The current tendency for organic convenience food in industrialized countries is expected to increase, especially for tropical beverages, baby food and frozen vegetables that will dominate imports. Some tropical organic raw materials (e.g. coffee, cocoa, cotton, tea) are likely to have a discreet market share as cash crops.

Equitable competition

The equitable access to services and markets is related to the regulatory and capacity-building role of governments, and of UN institutions that assist them.

Agricultural and environmental policies, including those responding to food safety concerns, have a large role in facilitating or hindering the adoption of organic agriculture. Besides financial support to conversion and regulations to protect the claim of organic producers, public investments in research and training are fundamental. The main factor limiting organic agriculture development is its reliance on knowledge, a public good that is non-existent in most countries. Extension personnel rarely receive adequate training in organic methods and organic agricultural research is under-funded. Ultimately, the development of technical progress will determine the evolution of relative profitability of food systems.

The increasing demand for certified organic agriculture products entails a great capacity to respond to traders, retailers and consumers’ needs in terms of quantity, regularity and quality of supply. Suppliers must be able to demonstrate that their products comply with internationally agreed organic standards. The establishment of reliable certification and accreditation systems requires advanced legal and technical knowledge and organizational skills. Active support to inspection and certification is necessary to facilitate the participation of farmers, and especially small holders, to the benefits of the organic system.

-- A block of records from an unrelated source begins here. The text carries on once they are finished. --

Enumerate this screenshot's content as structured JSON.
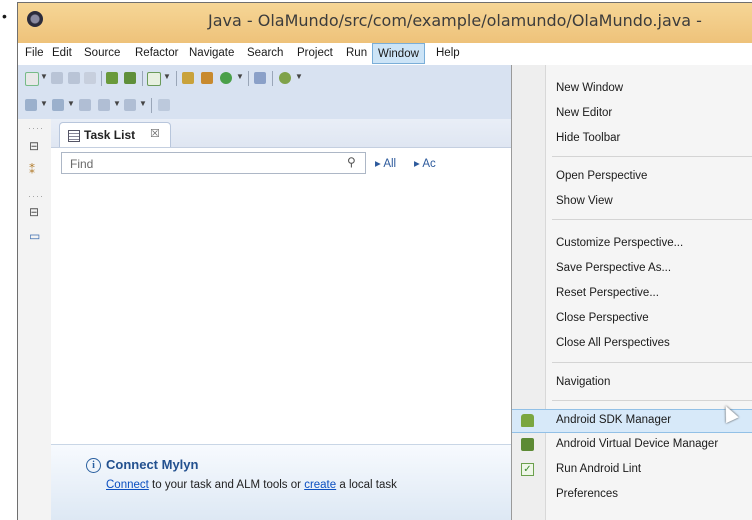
{
  "window": {
    "title": "Java - OlaMundo/src/com/example/olamundo/OlaMundo.java -"
  },
  "menubar": [
    {
      "label": "File"
    },
    {
      "label": "Edit"
    },
    {
      "label": "Source"
    },
    {
      "label": "Refactor"
    },
    {
      "label": "Navigate"
    },
    {
      "label": "Search"
    },
    {
      "label": "Project"
    },
    {
      "label": "Run"
    },
    {
      "label": "Window",
      "active": true
    },
    {
      "label": "Help"
    }
  ],
  "task_list": {
    "tab_label": "Task List",
    "tab_close": "☒",
    "find_placeholder": "Find",
    "filter_all": "▸ All",
    "filter_ac": "▸ Ac"
  },
  "mylyn": {
    "info": "i",
    "title": "Connect Mylyn",
    "connect_link": "Connect",
    "text_middle": " to your task and ALM tools or ",
    "create_link": "create",
    "text_end": " a local task"
  },
  "window_menu": {
    "items": [
      {
        "label": "New Window"
      },
      {
        "label": "New Editor"
      },
      {
        "label": "Hide Toolbar"
      },
      {
        "label": "Open Perspective"
      },
      {
        "label": "Show View"
      },
      {
        "label": "Customize Perspective..."
      },
      {
        "label": "Save Perspective As..."
      },
      {
        "label": "Reset Perspective..."
      },
      {
        "label": "Close Perspective"
      },
      {
        "label": "Close All Perspectives"
      },
      {
        "label": "Navigation"
      },
      {
        "label": "Android SDK Manager",
        "icon": "android-sdk-icon",
        "highlighted": true
      },
      {
        "label": "Android Virtual Device Manager",
        "icon": "avd-icon"
      },
      {
        "label": "Run Android Lint",
        "icon": "lint-check-icon"
      },
      {
        "label": "Preferences"
      }
    ]
  },
  "colors": {
    "title_bar": "#eec27a",
    "toolbar": "#d8e2f1",
    "menu_highlight": "#d7e9f9",
    "link": "#0b4fc0"
  }
}
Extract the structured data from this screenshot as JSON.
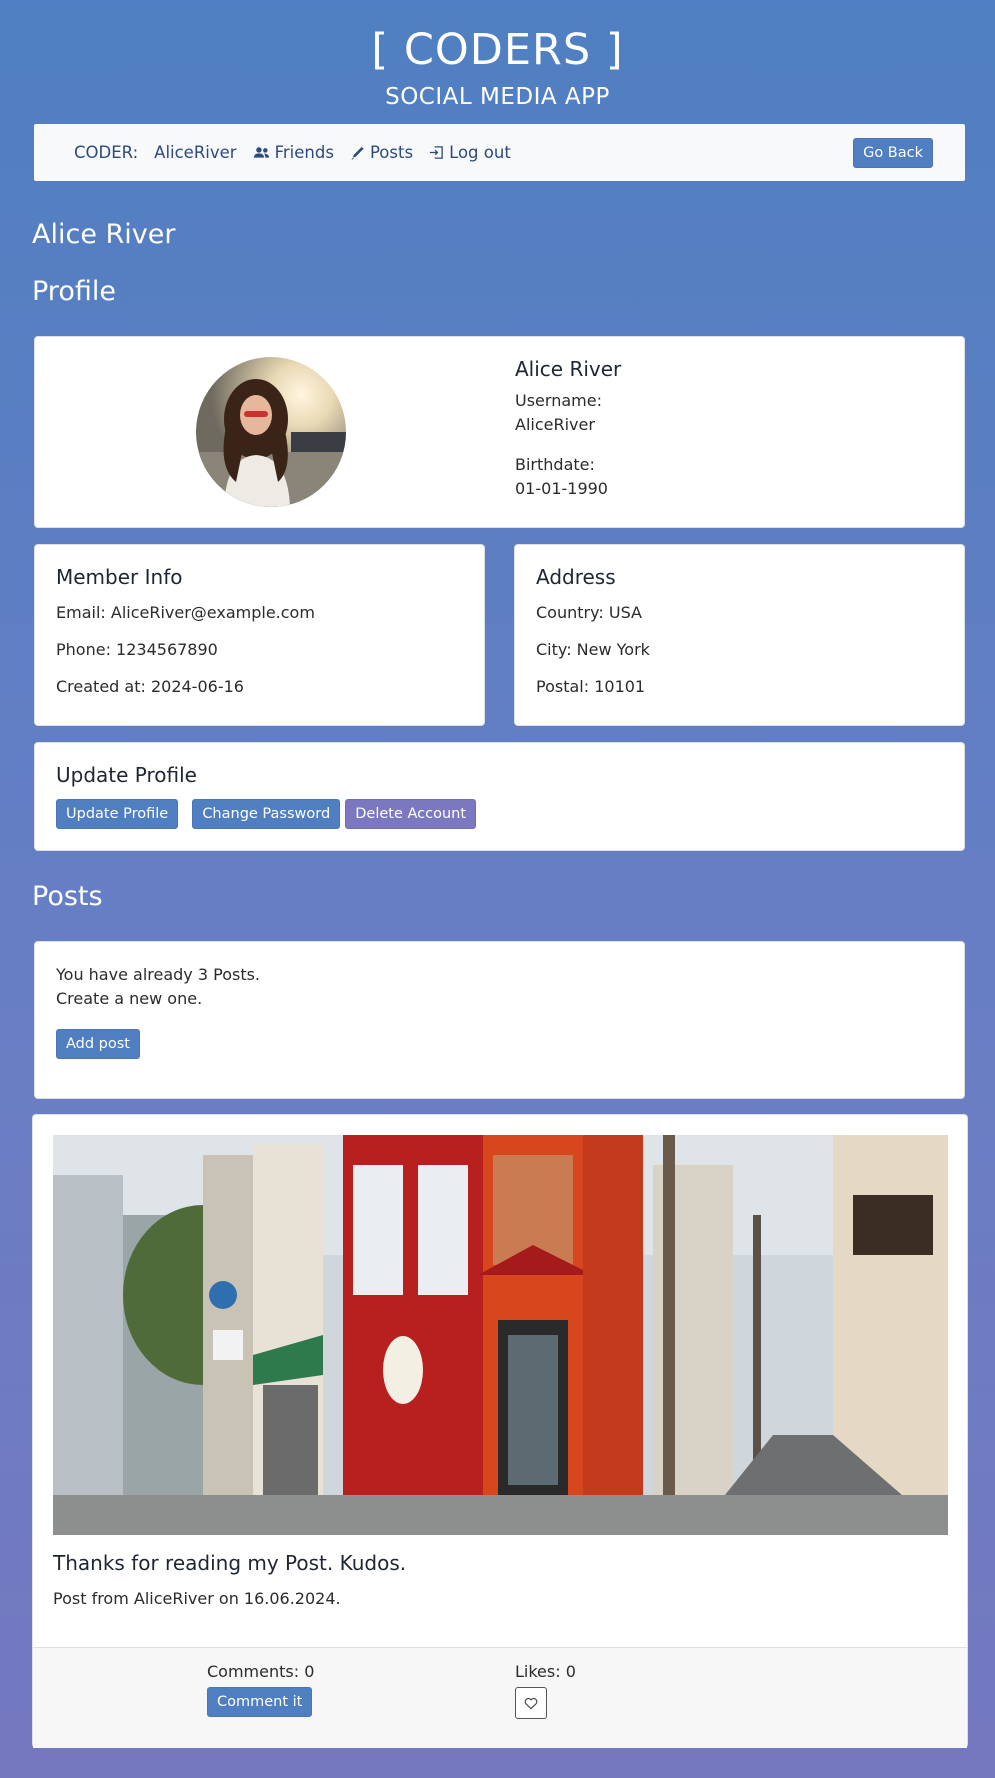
{
  "app": {
    "brand": "[ CODERS ]",
    "subtitle": "SOCIAL MEDIA APP"
  },
  "nav": {
    "coder_label": "CODER:",
    "username": "AliceRiver",
    "friends": "Friends",
    "posts": "Posts",
    "logout": "Log out",
    "go_back": "Go Back"
  },
  "page": {
    "user_name": "Alice River",
    "profile_heading": "Profile",
    "posts_heading": "Posts"
  },
  "profile": {
    "name": "Alice River",
    "username_label": "Username:",
    "username": "AliceRiver",
    "birthdate_label": "Birthdate:",
    "birthdate": "01-01-1990"
  },
  "member_info": {
    "title": "Member Info",
    "email": "Email: AliceRiver@example.com",
    "phone": "Phone: 1234567890",
    "created": "Created at: 2024-06-16"
  },
  "address": {
    "title": "Address",
    "country": "Country: USA",
    "city": "City: New York",
    "postal": "Postal: 10101"
  },
  "update": {
    "title": "Update Profile",
    "update_btn": "Update Profile",
    "password_btn": "Change Password",
    "delete_btn": "Delete Account"
  },
  "posts_summary": {
    "line1": "You have already 3 Posts.",
    "line2": "Create a new one.",
    "add_btn": "Add post"
  },
  "post": {
    "title": "Thanks for reading my Post. Kudos.",
    "meta": "Post from AliceRiver on 16.06.2024.",
    "comments": "Comments: 0",
    "comment_btn": "Comment it",
    "likes": "Likes: 0"
  },
  "colors": {
    "primary": "#4f7ec1",
    "danger_purple": "#7b78c1",
    "nav_text": "#2d4a7f"
  },
  "icons": {
    "friends": "users-icon",
    "posts": "pen-icon",
    "logout": "logout-icon",
    "like": "heart-icon"
  }
}
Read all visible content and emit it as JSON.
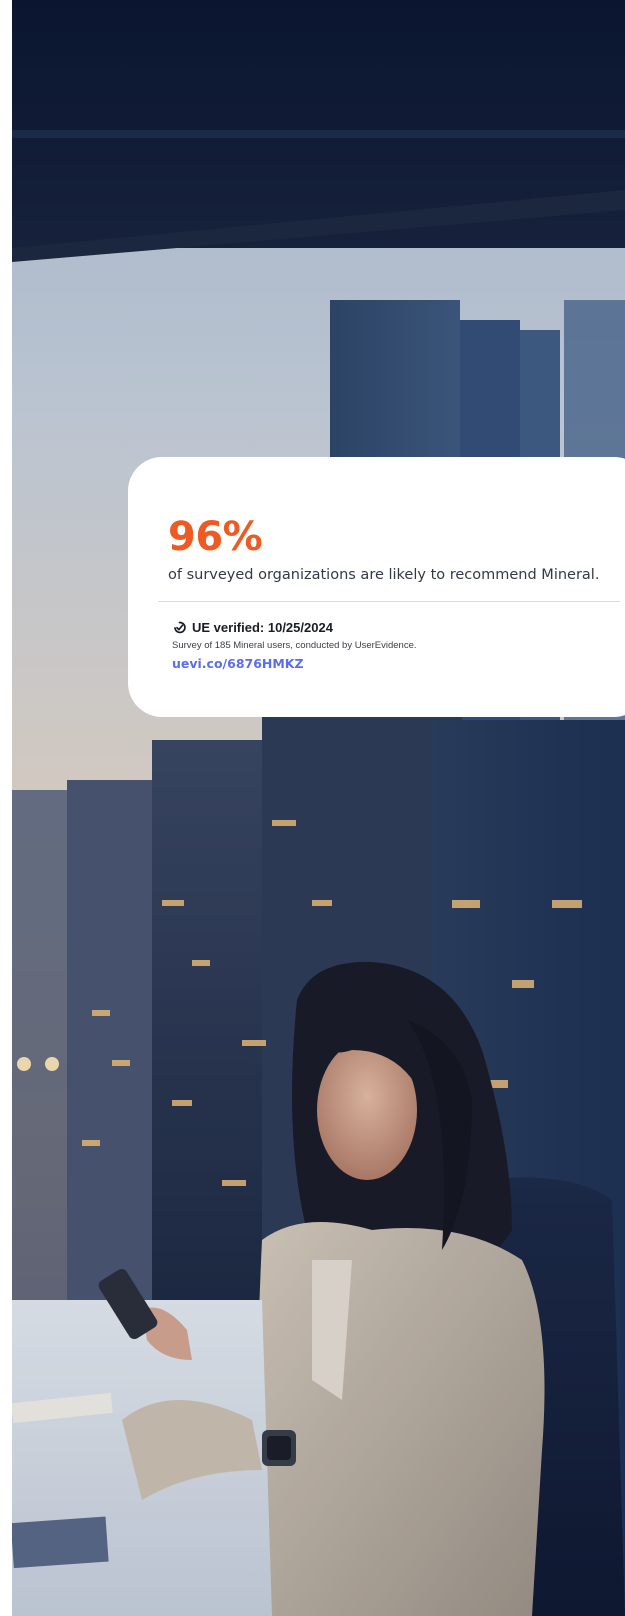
{
  "hero": {
    "image": "woman-using-phone-at-desk-city-night-photo"
  },
  "stat_card": {
    "value": "96%",
    "description": "of surveyed organizations are likely to recommend Mineral.",
    "verification": {
      "icon": "check-verified-icon",
      "label": "UE verified: 10/25/2024",
      "note": "Survey of 185 Mineral users, conducted by UserEvidence.",
      "link_text": "uevi.co/6876HMKZ"
    }
  },
  "colors": {
    "accent": "#ee5a24",
    "link": "#5b6cf0",
    "card_bg": "#ffffff",
    "sky_top": "#0e1c3a",
    "sunset": "#f6c48a"
  }
}
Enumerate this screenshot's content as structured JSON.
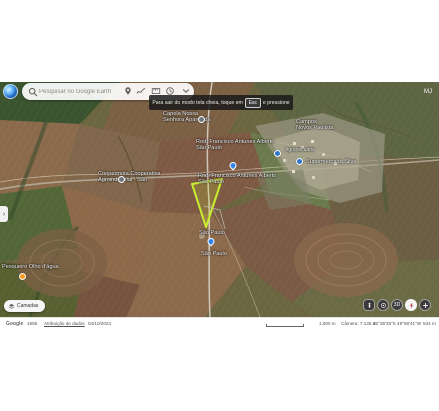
{
  "search": {
    "placeholder": "Pesquisar no Google Earth"
  },
  "top": {
    "profile_label": "MJ",
    "fullscreen_before": "Para sair do modo tela cheia, toque em",
    "fullscreen_key": "Esc",
    "fullscreen_after": "e pressione"
  },
  "labels": {
    "capela": "Capela Nossa\nSenhora Aparecida",
    "road_top": "Rod. Francisco Antunes Alberto\nSão Paulo",
    "camposnovos": "Campos\nNovos Paulista",
    "agropecuaria": "Agropecuária",
    "supermercado": "Supermercado Silva",
    "cooperativa": "Coopermota Cooperativa\nAgroindustrial - São",
    "road_mid": "Rod. Francisco Antunes Alberto\nSão Paulo",
    "sao_paulo_1": "São Paulo",
    "sao_paulo_2": "São Paulo",
    "pesqueiro": "Pesqueiro Olho d'água"
  },
  "buttons": {
    "layers": "Camadas",
    "ctrl_3d": "3D"
  },
  "status": {
    "google": "Google",
    "year": "1985",
    "attribution": "Atribuição de dados",
    "date": "04/10/2023",
    "scale": "1.000 m",
    "camera": "Câmera: 7.135 m",
    "coordinates": "22°35'35\"S 49°59'41\"W",
    "elevation": "534 m"
  },
  "colors": {
    "polygon": "#c9ef2f",
    "accent": "#2e73c9"
  }
}
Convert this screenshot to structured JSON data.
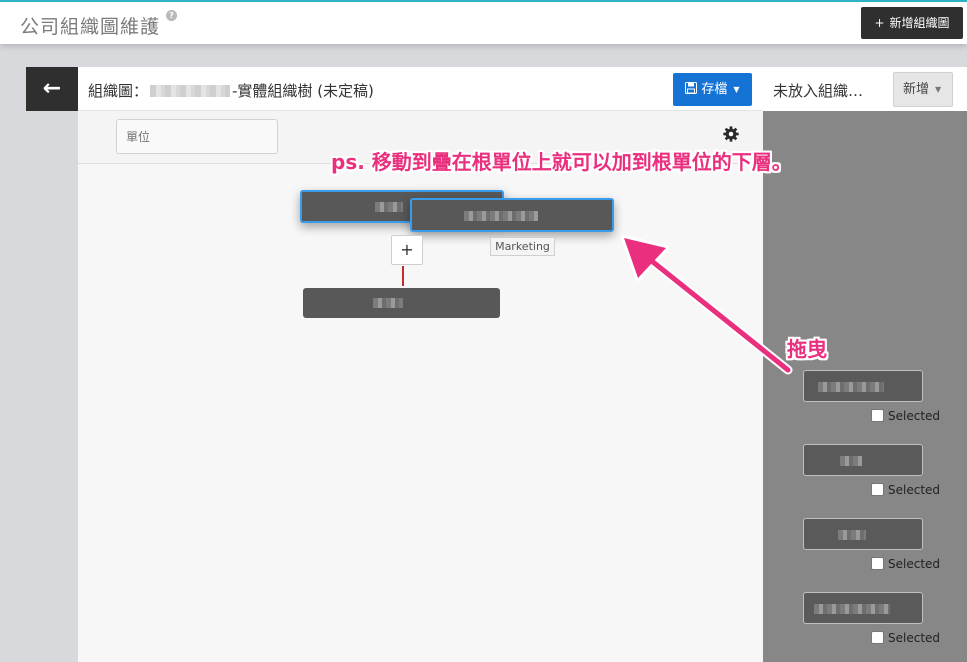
{
  "page": {
    "title": "公司組織圖維護",
    "help_icon": "question-icon"
  },
  "toolbar": {
    "add_org_label": "新增組織圖",
    "add_org_plus": "+"
  },
  "editor": {
    "title_prefix": "組織圖：",
    "title_suffix": "-實體組織樹 (未定稿)",
    "save_label": "存檔",
    "search_placeholder": "單位"
  },
  "unplaced": {
    "title": "未放入組織…",
    "new_label": "新增"
  },
  "tree": {
    "tooltip": "Marketing",
    "plus": "+"
  },
  "annotations": {
    "hint": "ps. 移動到疊在根單位上就可以加到根單位的下層。",
    "drag": "拖曳",
    "color": "#e92f7d"
  },
  "sidebar": {
    "items": [
      {
        "checkbox_label": "Selected",
        "checked": false
      },
      {
        "checkbox_label": "Selected",
        "checked": false
      },
      {
        "checkbox_label": "Selected",
        "checked": false
      },
      {
        "checkbox_label": "Selected",
        "checked": false
      }
    ]
  },
  "colors": {
    "primary": "#1673d6",
    "dark": "#2f2f2f",
    "node": "#585858",
    "selected_border": "#3b9bea",
    "topbar_accent": "#2fb2c4"
  }
}
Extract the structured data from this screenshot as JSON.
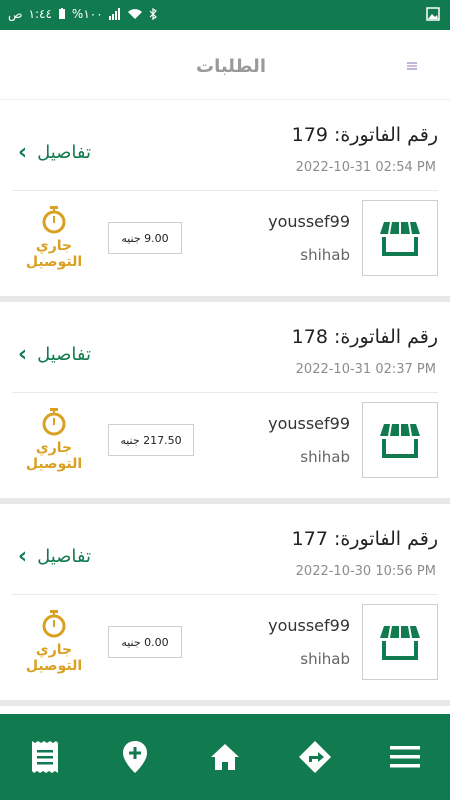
{
  "status_bar": {
    "time": "١:٤٤",
    "ampm": "ص",
    "battery": "%١٠٠"
  },
  "header": {
    "title": "الطلبات"
  },
  "orders": [
    {
      "invoice": "رقم الفاتورة: 179",
      "date": "2022-10-31 02:54 PM",
      "details_label": "تفاصيل",
      "customer": "youssef99",
      "store": "shihab",
      "price": "9.00 جنيه",
      "status": "جاري التوصيل"
    },
    {
      "invoice": "رقم الفاتورة: 178",
      "date": "2022-10-31 02:37 PM",
      "details_label": "تفاصيل",
      "customer": "youssef99",
      "store": "shihab",
      "price": "217.50 جنيه",
      "status": "جاري التوصيل"
    },
    {
      "invoice": "رقم الفاتورة: 177",
      "date": "2022-10-30 10:56 PM",
      "details_label": "تفاصيل",
      "customer": "youssef99",
      "store": "shihab",
      "price": "0.00 جنيه",
      "status": "جاري التوصيل"
    }
  ],
  "nav": {
    "items": [
      "receipt-icon",
      "add-location-icon",
      "home-icon",
      "directions-icon",
      "menu-icon"
    ]
  },
  "colors": {
    "primary": "#127a4f",
    "status": "#d9a022",
    "muted": "#8c8c8c"
  }
}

Developing countries, that represent the main suppliers of tropical organic commodities to northern markets, may face trade barriers due to different country requirements. International equivalence of organic standards is of key importance to decrease government administration and to prevent redundant certification. The application of the principle of equivalence would bring mutual benefits to both exporting and importing countries because it would ensure flexibility to exporters and conformity with requirements of importers. Growth prospects of organic trade will be availed only if official measures are established for international equivalency of organic standards.

Sustainable food supply chains

Focusing only on exports is likely to be counter-productive to organic agriculture development. Considering the modest technologies available today for organic agriculture and the relatively vulnerable organic post-harvest and marketing chain, certified organic food has its limits in contributing to world food supply. However, the potential contribution of organic agriculture to developing countries’ food security, especially for subsistence and local markets, can be substantial.

Organic practices use cheap and locally available resources. The productivity of agricultural systems can be improved in the absence of factors over which farmers have little control: mineral fertilizers, synthetic pesticides, improved seeds/breeds and access to credit. Organic agriculture techniques replace external inputs by ecological services and farmer's management skills. In resource-poor and market-marginalized areas, organic agriculture is an alternative in the search for an environmentally sound solution to the problem of food insecurity. Food supply strategies of most developing countries remain a dis-incentive to the development of organic agriculture. A policy change towards re-valorization of local production and practices, supported by investments in capacity-building, will be fundamental in the adoption of organic agriculture in resource-poor areas.